ACTION ITEM: The answer must be one number: how many lines in the records below contain the word "border".

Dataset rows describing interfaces
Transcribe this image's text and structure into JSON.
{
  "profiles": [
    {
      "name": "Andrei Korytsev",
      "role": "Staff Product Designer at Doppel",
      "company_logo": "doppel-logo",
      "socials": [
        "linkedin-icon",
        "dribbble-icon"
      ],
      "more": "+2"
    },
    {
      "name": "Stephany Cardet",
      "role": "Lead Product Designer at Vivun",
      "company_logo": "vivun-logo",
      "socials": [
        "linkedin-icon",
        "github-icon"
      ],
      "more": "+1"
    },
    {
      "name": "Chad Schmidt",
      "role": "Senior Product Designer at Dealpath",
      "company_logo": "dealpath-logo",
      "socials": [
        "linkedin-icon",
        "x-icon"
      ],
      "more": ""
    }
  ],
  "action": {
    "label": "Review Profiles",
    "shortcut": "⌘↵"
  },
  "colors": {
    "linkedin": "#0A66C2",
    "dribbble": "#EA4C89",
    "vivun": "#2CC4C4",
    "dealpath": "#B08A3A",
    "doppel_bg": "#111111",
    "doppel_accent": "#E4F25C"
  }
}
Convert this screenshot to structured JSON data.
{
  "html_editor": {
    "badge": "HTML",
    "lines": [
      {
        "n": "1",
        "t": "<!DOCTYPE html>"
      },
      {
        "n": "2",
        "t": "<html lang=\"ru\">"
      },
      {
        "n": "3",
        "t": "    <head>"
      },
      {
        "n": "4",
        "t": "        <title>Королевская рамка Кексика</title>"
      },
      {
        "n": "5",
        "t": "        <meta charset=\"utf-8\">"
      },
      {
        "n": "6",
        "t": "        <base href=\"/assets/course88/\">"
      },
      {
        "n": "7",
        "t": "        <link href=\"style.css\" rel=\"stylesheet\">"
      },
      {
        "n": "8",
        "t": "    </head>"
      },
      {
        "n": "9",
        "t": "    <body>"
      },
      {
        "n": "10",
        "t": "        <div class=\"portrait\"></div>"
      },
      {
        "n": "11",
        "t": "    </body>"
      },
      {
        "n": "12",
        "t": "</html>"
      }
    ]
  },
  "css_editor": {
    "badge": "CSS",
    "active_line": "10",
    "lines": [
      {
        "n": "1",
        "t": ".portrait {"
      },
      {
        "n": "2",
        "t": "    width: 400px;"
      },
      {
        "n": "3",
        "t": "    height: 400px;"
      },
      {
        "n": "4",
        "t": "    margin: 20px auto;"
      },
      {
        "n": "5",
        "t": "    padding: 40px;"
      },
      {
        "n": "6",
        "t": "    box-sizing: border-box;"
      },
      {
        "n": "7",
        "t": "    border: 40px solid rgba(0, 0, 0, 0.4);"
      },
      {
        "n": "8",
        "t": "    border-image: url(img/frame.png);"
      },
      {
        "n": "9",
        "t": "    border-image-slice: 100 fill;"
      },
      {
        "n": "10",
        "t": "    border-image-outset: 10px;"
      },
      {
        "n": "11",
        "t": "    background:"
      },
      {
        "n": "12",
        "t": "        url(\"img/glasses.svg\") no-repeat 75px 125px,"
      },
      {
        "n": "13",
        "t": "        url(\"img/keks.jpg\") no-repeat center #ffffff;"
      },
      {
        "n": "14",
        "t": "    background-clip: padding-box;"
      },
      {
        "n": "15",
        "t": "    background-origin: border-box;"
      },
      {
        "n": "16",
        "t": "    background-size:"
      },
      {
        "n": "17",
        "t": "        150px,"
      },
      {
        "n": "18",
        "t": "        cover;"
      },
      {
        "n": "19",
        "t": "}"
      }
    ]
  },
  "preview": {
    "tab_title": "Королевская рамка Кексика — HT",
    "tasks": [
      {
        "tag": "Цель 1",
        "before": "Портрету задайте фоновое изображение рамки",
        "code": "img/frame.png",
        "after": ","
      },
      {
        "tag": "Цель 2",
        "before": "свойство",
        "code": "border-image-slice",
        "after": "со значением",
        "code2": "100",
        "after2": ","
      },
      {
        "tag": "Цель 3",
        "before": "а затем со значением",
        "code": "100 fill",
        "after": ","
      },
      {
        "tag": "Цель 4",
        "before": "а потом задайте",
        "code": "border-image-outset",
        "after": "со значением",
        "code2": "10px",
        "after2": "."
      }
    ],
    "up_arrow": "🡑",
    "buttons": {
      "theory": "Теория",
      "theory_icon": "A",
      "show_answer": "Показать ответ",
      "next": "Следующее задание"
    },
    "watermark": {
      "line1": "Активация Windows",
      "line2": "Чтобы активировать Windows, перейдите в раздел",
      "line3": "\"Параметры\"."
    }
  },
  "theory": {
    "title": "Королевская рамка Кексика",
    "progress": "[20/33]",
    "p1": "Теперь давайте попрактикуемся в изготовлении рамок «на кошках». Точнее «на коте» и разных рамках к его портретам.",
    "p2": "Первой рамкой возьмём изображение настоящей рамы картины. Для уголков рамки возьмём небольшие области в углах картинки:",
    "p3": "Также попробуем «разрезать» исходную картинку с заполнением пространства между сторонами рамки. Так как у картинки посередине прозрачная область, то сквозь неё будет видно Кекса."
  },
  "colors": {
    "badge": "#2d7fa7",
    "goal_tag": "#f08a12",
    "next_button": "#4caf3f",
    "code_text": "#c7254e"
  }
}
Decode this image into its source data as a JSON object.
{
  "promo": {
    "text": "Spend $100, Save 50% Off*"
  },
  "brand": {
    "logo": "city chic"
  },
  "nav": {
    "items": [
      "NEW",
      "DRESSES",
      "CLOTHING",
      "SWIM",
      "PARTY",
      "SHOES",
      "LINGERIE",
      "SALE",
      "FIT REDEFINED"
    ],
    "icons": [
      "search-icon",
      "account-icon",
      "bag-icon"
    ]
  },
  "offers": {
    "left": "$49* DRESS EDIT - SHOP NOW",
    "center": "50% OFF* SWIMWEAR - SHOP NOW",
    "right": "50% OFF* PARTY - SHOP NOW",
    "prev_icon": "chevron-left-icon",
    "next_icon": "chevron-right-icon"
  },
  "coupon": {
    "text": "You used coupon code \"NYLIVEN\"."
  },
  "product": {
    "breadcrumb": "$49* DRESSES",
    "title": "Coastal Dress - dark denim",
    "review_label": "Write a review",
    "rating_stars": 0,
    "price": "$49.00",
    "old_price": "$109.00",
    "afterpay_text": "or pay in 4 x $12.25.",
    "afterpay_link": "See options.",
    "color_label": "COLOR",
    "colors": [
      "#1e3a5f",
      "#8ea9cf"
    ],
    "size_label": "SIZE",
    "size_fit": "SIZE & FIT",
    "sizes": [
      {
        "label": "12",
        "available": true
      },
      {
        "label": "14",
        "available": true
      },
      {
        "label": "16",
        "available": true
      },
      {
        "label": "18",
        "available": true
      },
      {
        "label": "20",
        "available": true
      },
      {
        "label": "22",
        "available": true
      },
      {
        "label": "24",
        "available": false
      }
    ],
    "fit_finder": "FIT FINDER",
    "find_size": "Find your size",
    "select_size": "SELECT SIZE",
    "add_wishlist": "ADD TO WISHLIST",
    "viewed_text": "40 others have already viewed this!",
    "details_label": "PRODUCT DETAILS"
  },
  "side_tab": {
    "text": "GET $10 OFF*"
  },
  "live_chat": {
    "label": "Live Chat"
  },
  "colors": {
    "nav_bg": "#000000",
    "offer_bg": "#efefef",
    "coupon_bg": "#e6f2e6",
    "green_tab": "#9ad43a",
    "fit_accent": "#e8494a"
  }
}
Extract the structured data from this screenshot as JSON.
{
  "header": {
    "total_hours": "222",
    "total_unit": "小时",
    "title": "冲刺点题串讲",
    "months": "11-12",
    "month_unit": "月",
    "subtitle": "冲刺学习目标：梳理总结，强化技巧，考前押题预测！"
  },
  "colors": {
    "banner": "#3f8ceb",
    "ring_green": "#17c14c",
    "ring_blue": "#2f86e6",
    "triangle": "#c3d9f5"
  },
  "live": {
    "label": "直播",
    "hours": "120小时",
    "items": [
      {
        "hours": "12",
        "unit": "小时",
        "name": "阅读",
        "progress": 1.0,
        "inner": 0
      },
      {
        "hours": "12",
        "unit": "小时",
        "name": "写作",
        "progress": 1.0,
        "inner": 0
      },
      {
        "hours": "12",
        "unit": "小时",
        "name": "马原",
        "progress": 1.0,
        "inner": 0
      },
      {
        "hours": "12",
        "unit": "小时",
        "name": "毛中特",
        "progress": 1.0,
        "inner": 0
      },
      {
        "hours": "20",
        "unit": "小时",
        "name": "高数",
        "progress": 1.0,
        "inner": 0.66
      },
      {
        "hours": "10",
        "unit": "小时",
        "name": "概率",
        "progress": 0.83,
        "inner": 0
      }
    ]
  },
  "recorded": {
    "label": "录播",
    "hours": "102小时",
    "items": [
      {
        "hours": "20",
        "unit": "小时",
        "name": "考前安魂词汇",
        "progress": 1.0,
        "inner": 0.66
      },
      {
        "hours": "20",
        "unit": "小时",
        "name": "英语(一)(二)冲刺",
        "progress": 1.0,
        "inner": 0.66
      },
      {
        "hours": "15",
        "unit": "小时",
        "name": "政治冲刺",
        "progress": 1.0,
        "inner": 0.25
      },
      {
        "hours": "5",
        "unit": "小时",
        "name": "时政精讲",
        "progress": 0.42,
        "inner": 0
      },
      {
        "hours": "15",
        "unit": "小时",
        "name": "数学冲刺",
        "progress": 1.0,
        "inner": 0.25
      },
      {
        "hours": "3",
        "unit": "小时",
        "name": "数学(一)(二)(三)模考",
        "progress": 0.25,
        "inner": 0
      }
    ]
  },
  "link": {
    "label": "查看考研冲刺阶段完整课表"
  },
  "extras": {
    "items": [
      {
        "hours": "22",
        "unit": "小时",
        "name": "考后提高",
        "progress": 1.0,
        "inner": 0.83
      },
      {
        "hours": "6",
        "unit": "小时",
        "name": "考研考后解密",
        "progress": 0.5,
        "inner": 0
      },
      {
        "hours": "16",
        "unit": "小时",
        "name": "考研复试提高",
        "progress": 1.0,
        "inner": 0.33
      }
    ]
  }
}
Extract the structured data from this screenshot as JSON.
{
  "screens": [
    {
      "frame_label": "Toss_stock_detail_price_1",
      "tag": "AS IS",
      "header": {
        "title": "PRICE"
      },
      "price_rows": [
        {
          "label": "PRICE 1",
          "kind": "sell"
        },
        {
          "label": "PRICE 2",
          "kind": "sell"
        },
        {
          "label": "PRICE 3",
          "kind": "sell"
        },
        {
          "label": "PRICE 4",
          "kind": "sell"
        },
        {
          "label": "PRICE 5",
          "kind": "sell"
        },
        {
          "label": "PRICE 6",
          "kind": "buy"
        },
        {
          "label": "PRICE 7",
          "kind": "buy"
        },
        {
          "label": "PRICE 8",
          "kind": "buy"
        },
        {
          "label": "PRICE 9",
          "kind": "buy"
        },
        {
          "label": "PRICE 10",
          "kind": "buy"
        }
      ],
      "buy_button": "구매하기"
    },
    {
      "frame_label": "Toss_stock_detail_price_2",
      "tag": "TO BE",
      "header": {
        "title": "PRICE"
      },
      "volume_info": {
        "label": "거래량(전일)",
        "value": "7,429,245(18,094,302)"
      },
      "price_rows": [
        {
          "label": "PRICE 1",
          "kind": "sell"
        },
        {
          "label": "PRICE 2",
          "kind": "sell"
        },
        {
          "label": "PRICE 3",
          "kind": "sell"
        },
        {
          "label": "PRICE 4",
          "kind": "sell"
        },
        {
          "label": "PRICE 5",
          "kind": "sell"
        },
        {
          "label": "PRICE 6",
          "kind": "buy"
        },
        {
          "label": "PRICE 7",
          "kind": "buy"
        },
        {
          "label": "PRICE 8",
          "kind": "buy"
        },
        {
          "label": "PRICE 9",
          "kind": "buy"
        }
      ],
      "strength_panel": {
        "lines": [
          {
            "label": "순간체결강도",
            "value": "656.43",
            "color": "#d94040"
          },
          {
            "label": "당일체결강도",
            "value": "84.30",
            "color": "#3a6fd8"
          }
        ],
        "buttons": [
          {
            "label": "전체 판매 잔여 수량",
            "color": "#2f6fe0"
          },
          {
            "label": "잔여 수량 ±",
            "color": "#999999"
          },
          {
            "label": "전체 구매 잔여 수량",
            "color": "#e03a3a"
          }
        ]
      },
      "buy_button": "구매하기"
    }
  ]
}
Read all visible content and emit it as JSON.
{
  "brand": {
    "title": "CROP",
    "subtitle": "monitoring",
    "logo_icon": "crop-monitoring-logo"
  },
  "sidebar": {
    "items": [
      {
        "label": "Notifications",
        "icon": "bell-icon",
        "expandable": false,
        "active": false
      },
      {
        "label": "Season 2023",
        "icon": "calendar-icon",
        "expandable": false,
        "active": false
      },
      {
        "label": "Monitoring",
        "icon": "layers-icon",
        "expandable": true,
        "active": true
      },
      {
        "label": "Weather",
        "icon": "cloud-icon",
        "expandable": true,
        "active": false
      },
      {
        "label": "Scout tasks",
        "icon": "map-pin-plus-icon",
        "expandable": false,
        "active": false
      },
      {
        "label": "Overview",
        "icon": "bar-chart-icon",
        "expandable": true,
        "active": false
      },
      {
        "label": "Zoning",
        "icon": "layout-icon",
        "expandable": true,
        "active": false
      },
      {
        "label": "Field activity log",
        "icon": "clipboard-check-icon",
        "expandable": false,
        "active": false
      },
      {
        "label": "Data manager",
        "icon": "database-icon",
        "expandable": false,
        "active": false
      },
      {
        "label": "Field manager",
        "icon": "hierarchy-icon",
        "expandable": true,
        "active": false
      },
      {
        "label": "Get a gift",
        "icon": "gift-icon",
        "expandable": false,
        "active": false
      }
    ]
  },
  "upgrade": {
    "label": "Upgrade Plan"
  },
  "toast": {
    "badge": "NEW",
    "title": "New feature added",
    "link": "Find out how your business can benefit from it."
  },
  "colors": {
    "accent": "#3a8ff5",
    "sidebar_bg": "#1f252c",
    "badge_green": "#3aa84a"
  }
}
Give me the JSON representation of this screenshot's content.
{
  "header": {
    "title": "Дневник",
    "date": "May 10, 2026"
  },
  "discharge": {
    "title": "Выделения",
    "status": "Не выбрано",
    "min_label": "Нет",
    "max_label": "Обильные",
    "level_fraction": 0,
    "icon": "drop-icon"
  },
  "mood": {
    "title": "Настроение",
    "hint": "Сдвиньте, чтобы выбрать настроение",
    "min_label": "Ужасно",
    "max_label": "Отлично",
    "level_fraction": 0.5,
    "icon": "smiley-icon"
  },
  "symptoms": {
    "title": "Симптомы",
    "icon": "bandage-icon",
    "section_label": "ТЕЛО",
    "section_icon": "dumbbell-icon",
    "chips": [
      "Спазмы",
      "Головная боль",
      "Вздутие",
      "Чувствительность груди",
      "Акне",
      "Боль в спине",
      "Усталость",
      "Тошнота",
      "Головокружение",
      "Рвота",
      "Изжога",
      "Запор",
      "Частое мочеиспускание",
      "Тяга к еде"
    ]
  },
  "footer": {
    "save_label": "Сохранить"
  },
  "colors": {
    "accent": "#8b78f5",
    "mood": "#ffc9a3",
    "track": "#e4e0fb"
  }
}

EXERCISE SOLUTION: 8